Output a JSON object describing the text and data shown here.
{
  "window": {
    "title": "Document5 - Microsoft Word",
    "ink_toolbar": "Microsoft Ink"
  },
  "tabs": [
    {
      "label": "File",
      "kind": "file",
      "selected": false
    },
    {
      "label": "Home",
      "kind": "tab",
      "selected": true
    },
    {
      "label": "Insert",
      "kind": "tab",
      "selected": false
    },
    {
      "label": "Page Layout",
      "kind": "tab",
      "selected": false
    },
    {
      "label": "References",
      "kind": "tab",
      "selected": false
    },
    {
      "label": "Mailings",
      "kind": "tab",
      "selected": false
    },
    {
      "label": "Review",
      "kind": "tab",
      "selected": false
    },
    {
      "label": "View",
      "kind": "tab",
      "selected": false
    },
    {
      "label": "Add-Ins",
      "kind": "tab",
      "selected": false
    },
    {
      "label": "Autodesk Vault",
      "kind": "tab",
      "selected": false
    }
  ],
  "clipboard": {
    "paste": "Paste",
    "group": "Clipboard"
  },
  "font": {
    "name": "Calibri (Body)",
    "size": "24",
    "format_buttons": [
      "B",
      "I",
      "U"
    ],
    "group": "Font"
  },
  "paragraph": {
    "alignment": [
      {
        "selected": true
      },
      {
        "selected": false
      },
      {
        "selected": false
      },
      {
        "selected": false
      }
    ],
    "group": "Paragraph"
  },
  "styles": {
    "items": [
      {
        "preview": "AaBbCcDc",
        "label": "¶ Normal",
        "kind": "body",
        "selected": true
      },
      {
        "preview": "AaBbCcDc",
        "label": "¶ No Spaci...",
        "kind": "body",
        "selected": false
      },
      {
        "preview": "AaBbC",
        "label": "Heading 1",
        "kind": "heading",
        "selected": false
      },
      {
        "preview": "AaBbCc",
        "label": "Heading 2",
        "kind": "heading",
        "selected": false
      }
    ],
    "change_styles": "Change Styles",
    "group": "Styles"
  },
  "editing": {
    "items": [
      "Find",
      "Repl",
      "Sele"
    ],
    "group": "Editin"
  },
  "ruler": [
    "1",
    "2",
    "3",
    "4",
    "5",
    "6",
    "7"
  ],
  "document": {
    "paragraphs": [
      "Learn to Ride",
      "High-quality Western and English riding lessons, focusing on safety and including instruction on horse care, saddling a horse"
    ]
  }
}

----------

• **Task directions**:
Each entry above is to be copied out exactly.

• **Finished task**:
Output a JSON object describing the text and data shown here.
{
  "window": {
    "title": "Document5 - Microsoft Word",
    "ink_toolbar": "Microsoft Ink"
  },
  "tabs": [
    {
      "label": "File",
      "kind": "file",
      "selected": false
    },
    {
      "label": "Home",
      "kind": "tab",
      "selected": true
    },
    {
      "label": "Insert",
      "kind": "tab",
      "selected": false
    },
    {
      "label": "Page Layout",
      "kind": "tab",
      "selected": false
    },
    {
      "label": "References",
      "kind": "tab",
      "selected": false
    },
    {
      "label": "Mailings",
      "kind": "tab",
      "selected": false
    },
    {
      "label": "Review",
      "kind": "tab",
      "selected": false
    },
    {
      "label": "View",
      "kind": "tab",
      "selected": false
    },
    {
      "label": "Add-Ins",
      "kind": "tab",
      "selected": false
    },
    {
      "label": "Autodesk Vault",
      "kind": "tab",
      "selected": false
    }
  ],
  "clipboard": {
    "paste": "Paste",
    "group": "Clipboard"
  },
  "font": {
    "name": "Calibri (Body)",
    "size": "24",
    "format_buttons": [
      "B",
      "I",
      "U"
    ],
    "group": "Font"
  },
  "paragraph": {
    "alignment": [
      {
        "selected": true
      },
      {
        "selected": false
      },
      {
        "selected": false
      },
      {
        "selected": false
      }
    ],
    "group": "Paragraph"
  },
  "styles": {
    "items": [
      {
        "preview": "AaBbCcDc",
        "label": "¶ Normal",
        "kind": "body",
        "selected": true
      },
      {
        "preview": "AaBbCcDc",
        "label": "¶ No Spaci...",
        "kind": "body",
        "selected": false
      },
      {
        "preview": "AaBbC",
        "label": "Heading 1",
        "kind": "heading",
        "selected": false
      },
      {
        "preview": "AaBbCc",
        "label": "Heading 2",
        "kind": "heading",
        "selected": false
      }
    ],
    "change_styles": "Change Styles",
    "group": "Styles"
  },
  "editing": {
    "items": [
      "Find",
      "Repl",
      "Sele"
    ],
    "group": "Editin"
  },
  "ruler": [
    "1",
    "2",
    "3",
    "4",
    "5",
    "6",
    "7"
  ],
  "document": {
    "paragraphs": [
      "Learn to Ride",
      "High-quality Western and English riding lessons, focusing on safety and including instruction on horse care, saddling a horse"
    ]
  }
}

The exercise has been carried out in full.